A friend who suggests that a hoarder should toss their stuff will only be met with obstinate refusal. Rather than judge the individual and the overwhelming clutter, empathically discuss the harm that results from hoarding. Openly talk about how the hoarding activities put the hoarder’s safety and health at risk.
The home of a person living with a hoarding disorder should never be cleaned without the hoarder’s implicit knowledge and approval. Cleaning up the house without permission only breaks trust and destroys relationships. Consequently, the individual with the hoarding issue will be disinclined to seek out help in the future.
Plus, cleaning the hoarder’s home without a mental health treatment plan in place is ineffective. People with family members who suffer from hoarding problems liken the situation to pouring an alcoholic’s liquor down the drain. Temporarily, the issue appears resolved. Long-term, the matter remains unresolved.
Seek mental health treatment
Most sufferers of hoarding disorders only partially recover. Typically, a combination of medications and cognitive behavioral therapy is effective in reducing the effects of the condition.
Effective treatment includes not only medications, but additional support resources, like therapy groups. Clinicians with expertise in the field of hoarding disorders may be located through the International OCD Foundation’s database.
Full recovery from a hoarding disease is possible. Medical professionals have seen instances where individuals receiving treatment for hoarding disorders have fully recovered and no longer experience the compulsion, for the remainder of their lives, to clutter their homes with junk.
Physically clean up the home
Once the individual living with a hoarding disease accepts help, it’s time to clean up the mess. Independently discarding the massive piles of junk is dangerous. Waste contaminated with harmful pathogens makes the cleanup hazardous. Mountains of possessions teetering toward the ceiling can fall, injuring those who help clean up.
Friends and family who do choose to help tidy up a hoarder’s home should be armed with a fire extinguisher (to douse the innumerable flammable materials in the event of a fire), a flashlight, pest repellants, a first aid kid and a dumpster.
Start small. First, eliminate the refuse from a single room, like the bathroom, to gain access to running water and cleansers. Incrementally work toward cleaning up the entire home, taking care during each phase to consult the hoarder about keeping family heirlooms or possessions with sentimental value. Reusable items may be donated. Ensure that donations are clean and safe to reuse. Check the local ordinances for instructions for how to properly dispose of waste material, medicines and explosive materials.
Develop a follow-up plan
Once the home is sanitized and thoroughly rid of waste and excess possessions, regularly follow up with the individual with the hoarding disorder. Create a maintenance schedule for the hoarder to follow. Visit the premises often to ensure the home is habitable.
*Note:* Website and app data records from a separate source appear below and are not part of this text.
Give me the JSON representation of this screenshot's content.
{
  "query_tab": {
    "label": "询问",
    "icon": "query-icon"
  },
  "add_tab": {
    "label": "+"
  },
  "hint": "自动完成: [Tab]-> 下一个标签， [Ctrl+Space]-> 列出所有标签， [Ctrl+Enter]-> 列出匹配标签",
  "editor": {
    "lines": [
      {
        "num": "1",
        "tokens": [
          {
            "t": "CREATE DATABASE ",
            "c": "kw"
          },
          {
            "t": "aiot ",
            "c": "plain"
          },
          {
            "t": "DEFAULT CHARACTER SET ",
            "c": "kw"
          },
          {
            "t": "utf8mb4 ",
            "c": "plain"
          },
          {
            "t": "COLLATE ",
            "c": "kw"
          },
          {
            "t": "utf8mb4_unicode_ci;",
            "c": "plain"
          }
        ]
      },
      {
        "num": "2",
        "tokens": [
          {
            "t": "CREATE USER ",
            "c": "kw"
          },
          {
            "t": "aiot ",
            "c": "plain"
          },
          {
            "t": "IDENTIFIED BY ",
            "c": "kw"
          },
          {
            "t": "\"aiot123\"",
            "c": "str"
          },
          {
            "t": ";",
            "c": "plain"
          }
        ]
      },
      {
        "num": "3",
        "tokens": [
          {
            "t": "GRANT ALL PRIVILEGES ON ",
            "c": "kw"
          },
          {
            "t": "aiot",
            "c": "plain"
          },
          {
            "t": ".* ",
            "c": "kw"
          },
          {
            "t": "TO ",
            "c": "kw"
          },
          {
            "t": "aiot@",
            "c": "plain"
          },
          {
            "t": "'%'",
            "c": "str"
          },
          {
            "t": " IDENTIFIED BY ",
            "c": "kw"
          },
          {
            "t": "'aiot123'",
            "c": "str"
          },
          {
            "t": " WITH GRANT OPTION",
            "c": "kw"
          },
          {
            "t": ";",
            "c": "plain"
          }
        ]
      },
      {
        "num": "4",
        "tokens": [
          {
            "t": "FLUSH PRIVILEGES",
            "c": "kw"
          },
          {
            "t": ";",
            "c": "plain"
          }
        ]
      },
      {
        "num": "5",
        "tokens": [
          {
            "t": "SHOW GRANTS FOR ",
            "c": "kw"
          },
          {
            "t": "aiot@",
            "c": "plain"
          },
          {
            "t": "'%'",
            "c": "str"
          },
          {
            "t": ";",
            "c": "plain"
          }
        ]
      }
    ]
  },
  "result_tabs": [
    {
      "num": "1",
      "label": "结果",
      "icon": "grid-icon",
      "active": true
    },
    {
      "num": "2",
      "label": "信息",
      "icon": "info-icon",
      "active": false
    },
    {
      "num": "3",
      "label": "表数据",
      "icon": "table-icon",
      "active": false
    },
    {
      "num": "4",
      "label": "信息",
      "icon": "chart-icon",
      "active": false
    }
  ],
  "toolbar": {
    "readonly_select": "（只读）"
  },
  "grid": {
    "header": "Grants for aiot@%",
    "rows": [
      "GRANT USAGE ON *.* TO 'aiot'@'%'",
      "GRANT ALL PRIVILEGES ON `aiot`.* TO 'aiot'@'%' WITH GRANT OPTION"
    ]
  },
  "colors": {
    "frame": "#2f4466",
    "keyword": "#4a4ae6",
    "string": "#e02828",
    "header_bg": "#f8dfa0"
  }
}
Professional Hoarding Cleanup
When confronting an individual with hoarding disorder, you’ll benefit from the services of a professional hoarding cleanup service, like ServiceMaster DAK. Cleanup services include the recovery of valuable items, like photographs and mementos.
Technicians from ServiceMaster DAK eliminate pungent, unpleasant odors that result from decades of hoarding. Our trained professionals are prepared to handle dangerous microbes, bacteria and toxic materials professionally and expertly. We will also properly dispose of waste according to local laws.
ServiceMaster DAK’s experts treat each customer suffering from a hoarding disorder with compassion and sensitivity when handling the cleanup. Our experienced technicians take the time to build trust with the individual with the hoarding disorder and include them in decisions to throw out possessions. Once the hoarding cleanup is complete, ServiceMaster DAK technicians follow up by phone and schedule maintenance cleanups.
ServiceMaster DAK has successfully cleaned and sanitized homes located in Illinois’ North Shore and Northwest suburbs. If you know someone who is ready to clean out their home, don’t hesitate to contact northern Illinois’ most trusted hoarding cleanup company, ServiceMaster DAK.